    Article  ADS  Google Scholar 

  155. Van Gasse, K. et al. III-V-on-silicon mode-locked lasers with 1-GHz line spacing for dual-comb spectroscopy. In Proc. Conference on Lasers and Electro-Optics paper SF1G.5 (Optical Society of America, 2020).

  156. Davenport, M. L., Liu, S. & Bowers, J. E. Integrated heterogeneous silicon/III-V mode-locked lasers. Photonics Res. 6, 468–478 (2018).

    Article  Google Scholar 

Download references

Acknowledgements

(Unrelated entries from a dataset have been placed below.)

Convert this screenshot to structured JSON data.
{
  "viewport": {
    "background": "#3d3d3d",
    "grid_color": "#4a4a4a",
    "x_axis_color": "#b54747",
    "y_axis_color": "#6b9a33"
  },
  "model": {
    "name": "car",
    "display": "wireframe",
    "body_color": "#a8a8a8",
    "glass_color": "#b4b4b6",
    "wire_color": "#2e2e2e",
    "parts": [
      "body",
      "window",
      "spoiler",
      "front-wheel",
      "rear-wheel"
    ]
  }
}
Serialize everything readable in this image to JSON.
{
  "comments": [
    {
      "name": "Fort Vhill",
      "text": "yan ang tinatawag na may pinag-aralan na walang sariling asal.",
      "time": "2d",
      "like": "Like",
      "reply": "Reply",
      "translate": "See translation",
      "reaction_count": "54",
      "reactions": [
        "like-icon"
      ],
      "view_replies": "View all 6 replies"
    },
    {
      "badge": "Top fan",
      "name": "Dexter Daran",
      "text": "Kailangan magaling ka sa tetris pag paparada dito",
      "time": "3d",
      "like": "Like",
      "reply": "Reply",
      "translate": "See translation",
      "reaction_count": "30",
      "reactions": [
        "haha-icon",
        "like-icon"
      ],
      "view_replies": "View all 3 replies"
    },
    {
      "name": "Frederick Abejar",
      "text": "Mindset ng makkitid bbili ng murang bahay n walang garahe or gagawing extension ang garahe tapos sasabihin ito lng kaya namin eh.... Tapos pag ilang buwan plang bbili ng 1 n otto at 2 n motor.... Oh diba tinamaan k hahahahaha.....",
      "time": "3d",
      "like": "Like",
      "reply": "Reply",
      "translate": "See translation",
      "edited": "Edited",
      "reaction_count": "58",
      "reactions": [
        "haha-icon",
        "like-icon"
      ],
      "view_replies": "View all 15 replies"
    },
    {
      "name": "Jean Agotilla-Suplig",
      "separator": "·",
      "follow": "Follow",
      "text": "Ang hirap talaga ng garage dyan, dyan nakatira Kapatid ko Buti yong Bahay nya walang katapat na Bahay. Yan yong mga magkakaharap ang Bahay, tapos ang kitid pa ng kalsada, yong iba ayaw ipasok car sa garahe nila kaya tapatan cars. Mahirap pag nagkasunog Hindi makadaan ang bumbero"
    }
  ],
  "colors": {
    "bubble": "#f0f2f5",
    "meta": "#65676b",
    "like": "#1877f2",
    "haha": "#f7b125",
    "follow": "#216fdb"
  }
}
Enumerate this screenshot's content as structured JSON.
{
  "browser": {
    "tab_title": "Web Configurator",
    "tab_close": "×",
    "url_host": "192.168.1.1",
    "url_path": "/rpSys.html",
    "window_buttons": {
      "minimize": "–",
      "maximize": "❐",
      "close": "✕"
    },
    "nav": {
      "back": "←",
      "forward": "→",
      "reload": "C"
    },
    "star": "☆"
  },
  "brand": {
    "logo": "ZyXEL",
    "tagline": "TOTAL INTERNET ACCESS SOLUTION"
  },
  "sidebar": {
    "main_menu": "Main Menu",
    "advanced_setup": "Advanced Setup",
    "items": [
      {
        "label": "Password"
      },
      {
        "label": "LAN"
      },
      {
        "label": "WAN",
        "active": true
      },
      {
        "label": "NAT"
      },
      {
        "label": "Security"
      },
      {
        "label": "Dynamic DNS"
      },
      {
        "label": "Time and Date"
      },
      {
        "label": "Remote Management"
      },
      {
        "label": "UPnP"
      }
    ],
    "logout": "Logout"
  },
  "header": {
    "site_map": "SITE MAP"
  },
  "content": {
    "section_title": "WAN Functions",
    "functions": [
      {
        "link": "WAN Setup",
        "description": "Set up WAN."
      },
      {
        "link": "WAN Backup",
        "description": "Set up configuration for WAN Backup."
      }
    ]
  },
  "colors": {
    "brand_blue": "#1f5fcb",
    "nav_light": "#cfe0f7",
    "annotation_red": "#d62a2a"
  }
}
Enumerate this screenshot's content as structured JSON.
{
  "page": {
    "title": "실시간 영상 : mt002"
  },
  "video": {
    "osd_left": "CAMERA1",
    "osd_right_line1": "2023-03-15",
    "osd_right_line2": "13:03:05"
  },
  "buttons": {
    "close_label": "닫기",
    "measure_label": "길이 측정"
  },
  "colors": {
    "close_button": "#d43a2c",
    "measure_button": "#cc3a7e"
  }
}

We are grateful to G. Keeler, T. Kippenberg, K. Vahala, S. Papp, K. Srinivasan, D. Liang, A. Boes, W. W. Chow, T. Morin and X. Zhang for discussions and assistance. We would also like to thank many colleagues with whom we have learned about the field of optical frequency combs. We acknowledge support from the Defense Advanced Research Projects Agency (DARPA) under the DODOS (HR0011-15-C-055) and LUMOS (HR001-20-2-0044) programs.

Author information

Authors and Affiliations

Authors

Corresponding authors

Correspondence to Lin Chang or John E. Bowers.

Ethics declarations

Competing interests

J.E.B. is a shareholder in two silicon photonics companies, Quintessent and Nexus Photonics. The remaining authors declare no competing interests.

Peer review

Peer review information

Nature Photonics thanks David Moss and the other, anonymous, reviewer(s) for their contribution to the peer review of this work.

Additional information

Publisher’s note Springer Nature remains neutral with regard to jurisdictional claims in published maps and institutional affiliations.

Rights and permissions

Reprints and Permissions

About this article

Verify currency and authenticity via CrossMark

Cite this article

Chang, L., Liu, S. & Bowers, J.E. Integrated optical frequency comb technologies. Nat. Photon. 16, 95–108 (2022). https://doi.org/10.1038/s41566-021-00945-1

Download citation

  • Received:

  • Accepted:

  • Published:

  • Issue Date:

  • DOI: https://doi.org/10.1038/s41566-021-00945-1

This article is cited by

Search

Quick links

Nature Briefing

Sign up for the Nature Briefing newsletter — what matters in science, free to your inbox daily.

Get the most important science stories of the day, free in your inbox. Sign up for Nature Briefing